Robert Parker – 92-94
The 2014 Meursault 1er Cru Charmes has an intense nose of fresh grapefruit, lime flower and a hint of frangipane; it is more rounded than the Bouchères, if not quite possessing the same charm. The palate is crisp on the entry, very saline and tensile with a precise, penetrating finish. This will have much more to give post bottling. Then it will switch on the charm. As an actor par excellence, Jean-Marc Roulot is probably a winemaker that is good at putting on a brave face. Even so, as he explained to fellow visitor Raj Parr and I, the catastrophic hailstorm that decimated his vines in a merciless five-minute spell, the resignation and sense of unfairness was etched on Jean-Marc’s face. “It began nicely,” he explained, down in his cellar on the fringe of Meursault. “The winter was not as cold as we would have liked, but it was okay. The vineyard was healthy. The hailstorm was over in five minutes. It was violent and it was the third year in a row. Everyone had been full of hope. The following Sunday, there was a school fête and there was a terrible atmosphere. We lost an average of 50% percent of the crop, the most damaged Bouchères and Poruzots. We finally harvested on September 10 and racked right before harvest in late August. We left the lees in the barrel for the 2015. Nowadays, I postpose the addition of SO2 so that it is added at the end of the press, when the juice is brown in the tank.” Despite this turmoil, Jean-Marc seems sanguine about it and commented that the conditions of 2013 were actually more difficult. “The pH for the 2014s is a little higher than 2013, but the perception is different. There is energy in these wines. There was need for chaptalization.”
Anticipated maturity: 2018-2035
JancisRobinson.com – 17.5
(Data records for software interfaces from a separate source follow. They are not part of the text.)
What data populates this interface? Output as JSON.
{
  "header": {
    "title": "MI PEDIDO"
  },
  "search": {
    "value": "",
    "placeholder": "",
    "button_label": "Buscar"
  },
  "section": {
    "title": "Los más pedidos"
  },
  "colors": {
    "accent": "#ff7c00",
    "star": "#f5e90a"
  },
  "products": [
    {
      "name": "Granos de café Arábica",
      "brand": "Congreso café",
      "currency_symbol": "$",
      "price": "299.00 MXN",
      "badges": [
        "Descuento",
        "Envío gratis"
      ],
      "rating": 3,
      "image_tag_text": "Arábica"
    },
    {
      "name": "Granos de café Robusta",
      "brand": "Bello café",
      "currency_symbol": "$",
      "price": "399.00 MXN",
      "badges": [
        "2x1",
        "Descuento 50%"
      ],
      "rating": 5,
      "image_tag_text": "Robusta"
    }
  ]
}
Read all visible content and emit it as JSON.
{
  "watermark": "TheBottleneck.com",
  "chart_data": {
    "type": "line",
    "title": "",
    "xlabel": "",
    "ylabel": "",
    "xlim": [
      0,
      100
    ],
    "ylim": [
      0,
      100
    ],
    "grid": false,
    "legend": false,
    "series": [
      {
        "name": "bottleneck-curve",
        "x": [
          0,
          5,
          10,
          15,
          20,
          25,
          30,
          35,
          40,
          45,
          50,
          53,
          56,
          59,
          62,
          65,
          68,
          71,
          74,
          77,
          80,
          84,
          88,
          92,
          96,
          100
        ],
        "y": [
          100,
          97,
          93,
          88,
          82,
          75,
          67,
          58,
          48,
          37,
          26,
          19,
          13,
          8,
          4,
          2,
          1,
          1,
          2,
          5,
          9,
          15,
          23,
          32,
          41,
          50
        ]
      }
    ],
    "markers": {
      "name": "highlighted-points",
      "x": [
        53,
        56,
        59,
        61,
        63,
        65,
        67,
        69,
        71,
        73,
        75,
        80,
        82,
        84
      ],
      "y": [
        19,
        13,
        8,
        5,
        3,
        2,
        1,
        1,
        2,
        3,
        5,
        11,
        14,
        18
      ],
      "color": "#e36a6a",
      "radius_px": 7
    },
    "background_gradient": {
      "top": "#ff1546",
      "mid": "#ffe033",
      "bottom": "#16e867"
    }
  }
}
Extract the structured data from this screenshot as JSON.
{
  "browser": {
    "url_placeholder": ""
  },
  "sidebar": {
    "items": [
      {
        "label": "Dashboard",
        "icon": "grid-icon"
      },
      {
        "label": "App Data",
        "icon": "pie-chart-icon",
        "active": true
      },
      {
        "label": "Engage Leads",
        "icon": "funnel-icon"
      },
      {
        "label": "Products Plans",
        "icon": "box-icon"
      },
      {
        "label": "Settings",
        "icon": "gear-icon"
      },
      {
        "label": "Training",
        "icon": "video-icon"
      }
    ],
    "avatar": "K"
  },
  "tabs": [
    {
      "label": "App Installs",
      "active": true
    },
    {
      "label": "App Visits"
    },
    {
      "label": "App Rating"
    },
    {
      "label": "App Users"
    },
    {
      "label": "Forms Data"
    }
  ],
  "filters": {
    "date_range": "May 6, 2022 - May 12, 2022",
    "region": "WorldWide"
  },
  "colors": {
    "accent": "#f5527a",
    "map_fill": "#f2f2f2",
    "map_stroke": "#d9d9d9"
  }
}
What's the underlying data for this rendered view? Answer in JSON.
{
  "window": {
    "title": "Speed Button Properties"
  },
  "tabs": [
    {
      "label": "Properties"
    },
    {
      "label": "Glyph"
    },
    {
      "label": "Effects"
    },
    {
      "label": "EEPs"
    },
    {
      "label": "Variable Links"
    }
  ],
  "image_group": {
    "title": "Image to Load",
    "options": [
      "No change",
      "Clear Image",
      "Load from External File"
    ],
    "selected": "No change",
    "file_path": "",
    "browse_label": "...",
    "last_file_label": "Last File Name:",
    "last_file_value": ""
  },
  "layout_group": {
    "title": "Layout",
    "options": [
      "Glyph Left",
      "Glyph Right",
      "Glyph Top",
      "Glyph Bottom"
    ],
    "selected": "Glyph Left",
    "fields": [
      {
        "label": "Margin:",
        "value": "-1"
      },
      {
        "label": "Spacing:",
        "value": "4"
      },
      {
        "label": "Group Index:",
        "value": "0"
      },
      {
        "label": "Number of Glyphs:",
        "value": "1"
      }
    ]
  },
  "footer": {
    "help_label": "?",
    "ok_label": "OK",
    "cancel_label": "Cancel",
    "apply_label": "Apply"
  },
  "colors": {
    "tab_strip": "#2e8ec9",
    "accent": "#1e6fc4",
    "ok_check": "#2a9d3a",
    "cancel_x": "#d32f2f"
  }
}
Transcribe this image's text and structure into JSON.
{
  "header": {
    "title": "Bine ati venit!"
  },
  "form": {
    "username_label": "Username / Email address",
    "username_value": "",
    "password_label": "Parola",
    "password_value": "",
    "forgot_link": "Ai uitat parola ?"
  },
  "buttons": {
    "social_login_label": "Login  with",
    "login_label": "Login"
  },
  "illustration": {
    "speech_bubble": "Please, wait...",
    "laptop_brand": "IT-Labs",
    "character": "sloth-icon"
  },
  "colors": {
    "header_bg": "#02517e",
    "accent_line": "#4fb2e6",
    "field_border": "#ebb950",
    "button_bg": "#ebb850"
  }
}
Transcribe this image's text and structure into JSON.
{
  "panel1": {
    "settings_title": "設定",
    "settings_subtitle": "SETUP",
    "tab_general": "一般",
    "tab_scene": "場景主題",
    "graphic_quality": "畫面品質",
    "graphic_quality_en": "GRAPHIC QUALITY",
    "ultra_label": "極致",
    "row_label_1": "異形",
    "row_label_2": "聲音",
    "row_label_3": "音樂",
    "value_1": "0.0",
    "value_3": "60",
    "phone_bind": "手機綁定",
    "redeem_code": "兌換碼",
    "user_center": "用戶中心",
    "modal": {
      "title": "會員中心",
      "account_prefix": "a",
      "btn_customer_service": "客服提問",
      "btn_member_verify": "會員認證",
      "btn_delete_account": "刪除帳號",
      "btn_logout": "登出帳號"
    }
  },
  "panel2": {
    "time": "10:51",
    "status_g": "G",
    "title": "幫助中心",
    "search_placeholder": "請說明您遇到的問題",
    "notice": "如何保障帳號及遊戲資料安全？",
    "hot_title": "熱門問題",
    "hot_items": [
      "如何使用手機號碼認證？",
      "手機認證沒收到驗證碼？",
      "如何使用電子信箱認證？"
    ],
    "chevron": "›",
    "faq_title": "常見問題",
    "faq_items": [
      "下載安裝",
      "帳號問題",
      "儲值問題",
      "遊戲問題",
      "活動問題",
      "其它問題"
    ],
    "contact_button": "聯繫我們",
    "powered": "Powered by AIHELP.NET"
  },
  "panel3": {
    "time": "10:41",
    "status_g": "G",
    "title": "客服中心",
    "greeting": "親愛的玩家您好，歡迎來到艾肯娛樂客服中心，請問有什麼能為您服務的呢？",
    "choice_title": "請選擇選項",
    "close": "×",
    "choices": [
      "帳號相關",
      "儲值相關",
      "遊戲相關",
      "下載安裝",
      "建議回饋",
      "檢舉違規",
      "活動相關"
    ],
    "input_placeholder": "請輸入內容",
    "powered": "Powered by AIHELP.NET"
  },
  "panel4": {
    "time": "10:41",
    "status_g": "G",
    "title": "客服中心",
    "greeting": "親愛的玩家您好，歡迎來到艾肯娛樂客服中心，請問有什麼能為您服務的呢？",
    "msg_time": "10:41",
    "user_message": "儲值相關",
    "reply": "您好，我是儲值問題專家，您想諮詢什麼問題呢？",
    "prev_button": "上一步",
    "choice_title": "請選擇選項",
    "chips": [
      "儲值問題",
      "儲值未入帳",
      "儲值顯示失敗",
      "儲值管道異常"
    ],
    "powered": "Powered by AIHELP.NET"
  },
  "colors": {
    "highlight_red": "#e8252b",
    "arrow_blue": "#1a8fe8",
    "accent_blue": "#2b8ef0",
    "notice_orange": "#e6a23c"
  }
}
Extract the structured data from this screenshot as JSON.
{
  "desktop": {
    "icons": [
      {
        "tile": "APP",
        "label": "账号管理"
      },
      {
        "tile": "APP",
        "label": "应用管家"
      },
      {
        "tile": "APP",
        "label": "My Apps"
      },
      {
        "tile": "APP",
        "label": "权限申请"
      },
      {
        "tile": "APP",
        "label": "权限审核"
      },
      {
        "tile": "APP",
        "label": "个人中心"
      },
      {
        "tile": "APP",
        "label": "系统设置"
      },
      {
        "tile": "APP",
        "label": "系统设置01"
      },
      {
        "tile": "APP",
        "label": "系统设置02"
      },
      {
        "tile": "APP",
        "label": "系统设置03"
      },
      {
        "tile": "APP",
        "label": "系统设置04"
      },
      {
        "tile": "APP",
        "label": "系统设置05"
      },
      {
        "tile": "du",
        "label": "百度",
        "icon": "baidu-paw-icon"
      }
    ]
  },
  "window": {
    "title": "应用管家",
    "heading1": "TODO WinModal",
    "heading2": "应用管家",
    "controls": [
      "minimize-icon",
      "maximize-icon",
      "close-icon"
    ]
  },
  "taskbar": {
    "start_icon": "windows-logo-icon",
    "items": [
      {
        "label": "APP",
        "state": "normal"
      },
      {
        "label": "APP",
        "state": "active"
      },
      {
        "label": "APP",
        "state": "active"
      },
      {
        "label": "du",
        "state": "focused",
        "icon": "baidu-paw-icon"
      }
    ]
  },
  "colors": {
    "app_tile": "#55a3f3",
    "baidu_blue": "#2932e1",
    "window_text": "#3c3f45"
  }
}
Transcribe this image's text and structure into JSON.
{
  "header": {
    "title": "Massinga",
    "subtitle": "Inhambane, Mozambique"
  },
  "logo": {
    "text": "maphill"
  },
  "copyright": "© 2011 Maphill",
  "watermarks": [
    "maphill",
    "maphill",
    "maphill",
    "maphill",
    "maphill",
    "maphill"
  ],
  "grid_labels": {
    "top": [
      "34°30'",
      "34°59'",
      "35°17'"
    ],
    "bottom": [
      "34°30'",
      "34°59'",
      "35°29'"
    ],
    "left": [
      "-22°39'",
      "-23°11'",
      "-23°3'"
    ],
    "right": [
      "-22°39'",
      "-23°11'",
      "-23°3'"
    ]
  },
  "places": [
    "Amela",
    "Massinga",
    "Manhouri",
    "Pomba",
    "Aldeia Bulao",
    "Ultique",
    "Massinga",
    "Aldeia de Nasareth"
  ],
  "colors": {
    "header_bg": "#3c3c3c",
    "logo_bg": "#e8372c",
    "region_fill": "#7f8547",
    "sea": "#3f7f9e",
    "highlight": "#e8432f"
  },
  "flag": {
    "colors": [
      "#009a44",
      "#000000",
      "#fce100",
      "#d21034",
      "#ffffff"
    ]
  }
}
Vines planted 1942. Broad and lively and rich. Good depth – a bit more charming than the Lafon Charmes. Lots to chew on at the end. Really quite tannic on the end.
Anticipated maturity: 2022-2034